Jul 9, 2013
Anyone who has ever owned a Nintendo DS may well have come across Scribblenauts. Essentially it’s a puzzle game set in a 2D platformer style world where the player has to solve various objectives- be it getting past a locked gate or chopping down a tree- to receive a star and advance to the next level.
What makes it unique is that it’s possible to create just about any object to complete the goals. Simply tap the keyboard icon and type out a word and it will appear on the screen ready to use- just as long as it’s a noun and isn’t anything objectionable or trademarked. Even better it’s possible to add adjectives, so rather than merely creating a giraffe it’s possible to conjure up a ‘tiny, angry giraffe’.
Scribblenauts Remix plays in exactly the same manner as the original DS games and in fact having played the original games I’d seen much of what Scribblenauts Remix has to offer already, as it consists of 40 old levels and just 10 new ones.

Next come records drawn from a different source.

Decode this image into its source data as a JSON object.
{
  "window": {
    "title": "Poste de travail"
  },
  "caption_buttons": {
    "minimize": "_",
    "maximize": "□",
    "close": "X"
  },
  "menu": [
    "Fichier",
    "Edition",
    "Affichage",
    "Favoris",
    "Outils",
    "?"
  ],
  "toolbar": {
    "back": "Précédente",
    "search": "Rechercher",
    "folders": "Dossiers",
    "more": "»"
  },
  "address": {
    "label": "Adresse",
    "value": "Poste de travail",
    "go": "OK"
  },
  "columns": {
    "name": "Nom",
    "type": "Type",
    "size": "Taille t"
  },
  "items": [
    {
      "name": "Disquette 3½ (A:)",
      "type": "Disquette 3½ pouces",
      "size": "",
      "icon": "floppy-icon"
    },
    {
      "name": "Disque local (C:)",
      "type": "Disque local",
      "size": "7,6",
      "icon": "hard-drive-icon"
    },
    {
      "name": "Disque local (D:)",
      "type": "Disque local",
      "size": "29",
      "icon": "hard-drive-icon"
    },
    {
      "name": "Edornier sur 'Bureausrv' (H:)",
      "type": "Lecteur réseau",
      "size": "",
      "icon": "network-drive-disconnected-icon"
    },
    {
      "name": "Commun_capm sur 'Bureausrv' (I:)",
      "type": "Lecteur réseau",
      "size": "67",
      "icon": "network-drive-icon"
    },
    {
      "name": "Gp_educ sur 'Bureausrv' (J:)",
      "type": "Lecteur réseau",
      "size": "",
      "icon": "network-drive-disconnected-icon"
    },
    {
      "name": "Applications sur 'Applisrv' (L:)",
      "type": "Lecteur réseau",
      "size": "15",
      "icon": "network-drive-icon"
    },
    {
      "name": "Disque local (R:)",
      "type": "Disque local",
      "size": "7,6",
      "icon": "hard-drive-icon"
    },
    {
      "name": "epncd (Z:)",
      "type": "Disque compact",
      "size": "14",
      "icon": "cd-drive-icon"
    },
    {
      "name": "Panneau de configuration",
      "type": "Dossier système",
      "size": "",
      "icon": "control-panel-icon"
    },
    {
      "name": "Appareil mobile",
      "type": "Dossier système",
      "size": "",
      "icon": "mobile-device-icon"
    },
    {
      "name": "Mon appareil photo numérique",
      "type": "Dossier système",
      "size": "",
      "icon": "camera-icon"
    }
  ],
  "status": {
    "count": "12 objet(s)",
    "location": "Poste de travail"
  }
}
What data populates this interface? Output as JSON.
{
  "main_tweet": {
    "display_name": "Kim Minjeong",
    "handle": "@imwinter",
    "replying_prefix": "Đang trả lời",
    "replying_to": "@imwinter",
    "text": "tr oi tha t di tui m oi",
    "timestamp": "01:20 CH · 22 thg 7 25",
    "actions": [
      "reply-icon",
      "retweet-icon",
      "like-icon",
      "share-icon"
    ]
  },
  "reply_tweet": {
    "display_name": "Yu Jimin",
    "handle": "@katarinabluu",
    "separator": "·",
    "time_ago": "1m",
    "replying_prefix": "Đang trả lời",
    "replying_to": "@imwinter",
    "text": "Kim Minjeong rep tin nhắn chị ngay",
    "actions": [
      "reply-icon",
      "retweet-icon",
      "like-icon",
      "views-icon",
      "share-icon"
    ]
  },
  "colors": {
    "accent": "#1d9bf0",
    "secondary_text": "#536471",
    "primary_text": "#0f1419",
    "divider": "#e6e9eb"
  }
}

Re-used content aside it’s a sublime experience. Being able to create almost anything is hugely liberating and fun, while having a touchscreen keyboard actually makes it a lot quicker to type things out than in the DS versions. The other controls are slick and more or less perfect as well. Press against the right edge of the screen to move right and the left edge to move left. Maxwell (the player character) will automatically climb up ledges and swim across water so things are kept simple. Once an object or creature has been created simply tapping and dragging it is all that’s necessary to use it or equip it.
It all works brilliantly well and it looks great too. The levels are also surprisingly varied, with goals such as causing the extinction of the dinosaurs without resorting to weapons or meteors. The flip side is that as it’s possible to create just about anything it’s also very easy. Occasionally it’s necessary to think outside the box but normally almost any level can be completed with ease- and often in dozens of different ways.
Thankfully the real fun doesn’t come from the challenge; it comes from experimenting and messing around. It’s basically like having a bottomless toy box. For example I found myself wondering who would win in a fight between a fire breathing lion and a mutated T-Rex, so I created them and found out (it was the T-Rex). It’s a cliché but the only real limit to the fun was my imagination- and I suppose the small scale of the levels. The re-used levels are a shame but for anyone who has never played Scribblenauts this is pretty much essential- particularly at the low price of just $0.99.